- [Activity] Type out the data exactly as given. Skip any image.

- [Stored data]

++++++++

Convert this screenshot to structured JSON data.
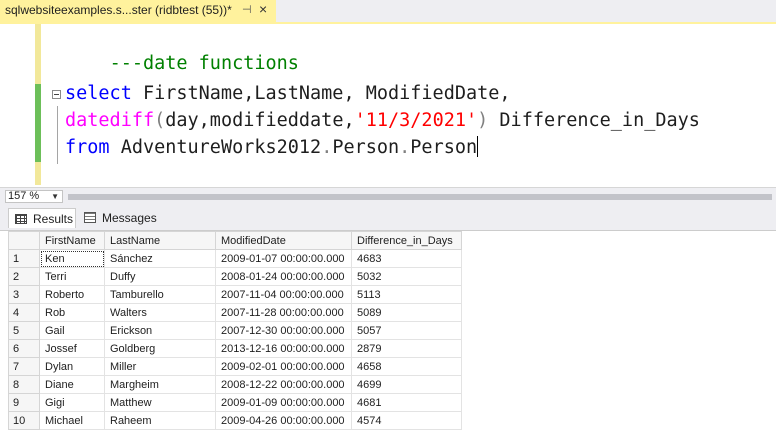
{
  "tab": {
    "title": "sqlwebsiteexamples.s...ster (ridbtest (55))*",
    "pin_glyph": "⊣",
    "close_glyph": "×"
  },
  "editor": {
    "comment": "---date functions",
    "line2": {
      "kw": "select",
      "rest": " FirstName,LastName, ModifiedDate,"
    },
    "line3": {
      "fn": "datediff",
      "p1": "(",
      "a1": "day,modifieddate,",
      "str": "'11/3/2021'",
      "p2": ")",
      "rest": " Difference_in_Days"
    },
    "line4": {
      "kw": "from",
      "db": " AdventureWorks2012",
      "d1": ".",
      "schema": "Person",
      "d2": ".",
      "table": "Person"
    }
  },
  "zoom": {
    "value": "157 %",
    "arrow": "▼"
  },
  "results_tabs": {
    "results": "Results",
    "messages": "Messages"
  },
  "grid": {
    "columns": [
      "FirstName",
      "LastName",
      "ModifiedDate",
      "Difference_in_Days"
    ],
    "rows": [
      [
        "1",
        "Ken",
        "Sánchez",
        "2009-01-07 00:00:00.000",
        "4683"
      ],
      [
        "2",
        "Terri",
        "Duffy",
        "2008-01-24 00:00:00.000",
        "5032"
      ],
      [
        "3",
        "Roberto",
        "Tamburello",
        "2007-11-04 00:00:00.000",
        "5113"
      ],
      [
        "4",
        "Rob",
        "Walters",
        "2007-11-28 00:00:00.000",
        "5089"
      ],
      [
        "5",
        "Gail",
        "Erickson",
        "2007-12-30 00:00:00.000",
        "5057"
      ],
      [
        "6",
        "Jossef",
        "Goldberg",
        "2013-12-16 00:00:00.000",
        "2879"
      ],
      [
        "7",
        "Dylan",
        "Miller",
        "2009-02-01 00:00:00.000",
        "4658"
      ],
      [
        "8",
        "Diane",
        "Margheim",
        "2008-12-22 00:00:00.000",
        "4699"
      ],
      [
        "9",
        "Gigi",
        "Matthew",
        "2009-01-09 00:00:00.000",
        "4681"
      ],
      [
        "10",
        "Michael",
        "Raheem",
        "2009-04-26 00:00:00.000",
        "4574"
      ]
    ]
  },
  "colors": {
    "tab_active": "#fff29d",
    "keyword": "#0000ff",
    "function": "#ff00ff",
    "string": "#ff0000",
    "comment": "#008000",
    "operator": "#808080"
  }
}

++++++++

- [Result for this exercise]
Convert this screenshot to structured JSON data.
{
  "tab": {
    "title": "sqlwebsiteexamples.s...ster (ridbtest (55))*",
    "pin_glyph": "⊣",
    "close_glyph": "×"
  },
  "editor": {
    "comment": "---date functions",
    "line2": {
      "kw": "select",
      "rest": " FirstName,LastName, ModifiedDate,"
    },
    "line3": {
      "fn": "datediff",
      "p1": "(",
      "a1": "day,modifieddate,",
      "str": "'11/3/2021'",
      "p2": ")",
      "rest": " Difference_in_Days"
    },
    "line4": {
      "kw": "from",
      "db": " AdventureWorks2012",
      "d1": ".",
      "schema": "Person",
      "d2": ".",
      "table": "Person"
    }
  },
  "zoom": {
    "value": "157 %",
    "arrow": "▼"
  },
  "results_tabs": {
    "results": "Results",
    "messages": "Messages"
  },
  "grid": {
    "columns": [
      "FirstName",
      "LastName",
      "ModifiedDate",
      "Difference_in_Days"
    ],
    "rows": [
      [
        "1",
        "Ken",
        "Sánchez",
        "2009-01-07 00:00:00.000",
        "4683"
      ],
      [
        "2",
        "Terri",
        "Duffy",
        "2008-01-24 00:00:00.000",
        "5032"
      ],
      [
        "3",
        "Roberto",
        "Tamburello",
        "2007-11-04 00:00:00.000",
        "5113"
      ],
      [
        "4",
        "Rob",
        "Walters",
        "2007-11-28 00:00:00.000",
        "5089"
      ],
      [
        "5",
        "Gail",
        "Erickson",
        "2007-12-30 00:00:00.000",
        "5057"
      ],
      [
        "6",
        "Jossef",
        "Goldberg",
        "2013-12-16 00:00:00.000",
        "2879"
      ],
      [
        "7",
        "Dylan",
        "Miller",
        "2009-02-01 00:00:00.000",
        "4658"
      ],
      [
        "8",
        "Diane",
        "Margheim",
        "2008-12-22 00:00:00.000",
        "4699"
      ],
      [
        "9",
        "Gigi",
        "Matthew",
        "2009-01-09 00:00:00.000",
        "4681"
      ],
      [
        "10",
        "Michael",
        "Raheem",
        "2009-04-26 00:00:00.000",
        "4574"
      ]
    ]
  },
  "colors": {
    "tab_active": "#fff29d",
    "keyword": "#0000ff",
    "function": "#ff00ff",
    "string": "#ff0000",
    "comment": "#008000",
    "operator": "#808080"
  }
}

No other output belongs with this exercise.